Address

Lisbon

Telephone

+351 21 791 4225

Fax

+351 21 799 7041

Decree Law 323/99, of August 13 (DL 323/99), was published to amend the legal regime applicable to securities investment funds (the SIFs), as implemented by Decree Law 276/94, of November 2.

The SIFs are defined as patrimónios autónomos (autonomous blocks of assets) which belong jointly to various individuals or entities (unit holders), which are not in any event responsible for the liabilities of the SIFs or of the SIF's management company.

The activity of SIFs has developed considerably in Europe over the last few years, and the purpose of DL 323/99 is to create conditions allowing SIFs to preserve and increase their dynamism, innovation and competitiveness at an international level.

DL 323/99 aims to reduce the SIFs' supervision costs by establishing, for example, that the only costs are those involved with: (i) the purchase and sale of securities; and (ii) the management of the SIF and remuneration of the services provided by the SIFs' companies and the depository.

Additionally, the managing capacity of an SIF's management company is restricted, as it is forbidden to execute (on account of the funds), certain transactions with:

  • shareholders holding more than 10% of voting rights of the SIF's management company;
  • members of the corporate bodies of the SIF's management company;
  • employees of the SIF's management company;
  • the depository bank; and
  • other funds managed by the same management company, as such transactions may cause conflicts of interest. (For these purposes, DL 323/99 states that a SIF's management company managing more than one SIF must treat each SIF as a client, and avoid any conflict of interest, or, if not possible, the conflict must be resolved under equity and non-discrimination principles (Article 8, paragraph 2).)

The main purpose of DL 323/99 is to make the legal regime for SIFs more flexible, by establishing basic principles and rules, and leaving its implementation to the Comissão do Mercado de Valores Mobiliários (CMVM) (Stock Markets Commission). The aim is to allow a permanent updating of the legal regime for the SIFs, depending on the market conditions.
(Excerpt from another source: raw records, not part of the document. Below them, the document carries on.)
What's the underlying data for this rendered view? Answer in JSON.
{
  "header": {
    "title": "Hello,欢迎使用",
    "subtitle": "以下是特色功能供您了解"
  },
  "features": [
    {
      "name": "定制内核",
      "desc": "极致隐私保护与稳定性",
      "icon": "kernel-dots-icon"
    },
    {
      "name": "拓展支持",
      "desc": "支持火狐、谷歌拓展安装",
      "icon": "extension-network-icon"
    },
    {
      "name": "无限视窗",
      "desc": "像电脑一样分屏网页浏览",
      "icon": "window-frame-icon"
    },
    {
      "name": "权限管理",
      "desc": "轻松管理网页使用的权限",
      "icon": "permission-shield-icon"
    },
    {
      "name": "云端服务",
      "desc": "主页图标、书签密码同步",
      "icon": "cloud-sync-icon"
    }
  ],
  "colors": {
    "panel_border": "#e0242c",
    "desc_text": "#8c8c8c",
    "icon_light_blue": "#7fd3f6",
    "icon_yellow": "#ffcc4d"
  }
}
For example, it is the CMVM that defines, by way of regulation:

  • the conditions for creating different categories of SIFs (Article 4, paragraph 5);
  • the conditions for the an SIF's management company to request the provision of services from a third party (Article 6, paragraph 3);
  • the techniques and instruments for the management of a SIF's portfolio, including risks cover (Article 24, paragraph 1);
  • the criteria for evaluating an SIF's portfolio (Article 30, paragraph 2); and
  • the content of the simplified prospectus (Article 33, paragraph 3).

Notwithstanding the aim of achieving greater flexibility, there was, however, an attempt to reinforce the protection of investors as regards information. DL 323/99 requires an SIF's management company to prepare and update a complete prospectus, to be provided to any interested investor, as well as a simplified prospectus with a summary of the essential information on the SIF, allowing the investor to take a decision in his/her best interests. Both the full, and the simplified prospectus must be published in the Boletim de Cotações da Bolsa de Valores de Lisboa (the Lisbon Stock Exchange Bulletin). The SIF's management company must also publish monthly in the bulletin a description of the investments carried out by each SIF, its global net value and the number of units of an SIF placed in the market.

Additionally, the SIF's management company must inform the unit holders (individually and directly) of any substantial alteration to the SIF's management regulation (eg an increase in commissions or a material alteration of investment policy), allowing the unit holders to review their own investment policy (Article 18, paragraph 5).

In addition, DL 323/99 aims to provide better monitoring of the activities of the SIF with surveillance by a chartered accountant, which must, for example, inform the CMVM as soon as possible of any facts which constitute a serious breach of the law, and which may lead the accountant to refuse the certification of accounts, or to effect a qualified or reserved certification of accounts.

Finally, as regards liquidation of an SIF, DL 323/99 states that upon the occurrence of a breach of law or breach SIF management regulations, if the interests of the unit holders or the interests of the market so justify, the CMVM may require the compulsory liquidation of the SIF (Article 25-A).

William Smithson and Alexandra Maia Loureiro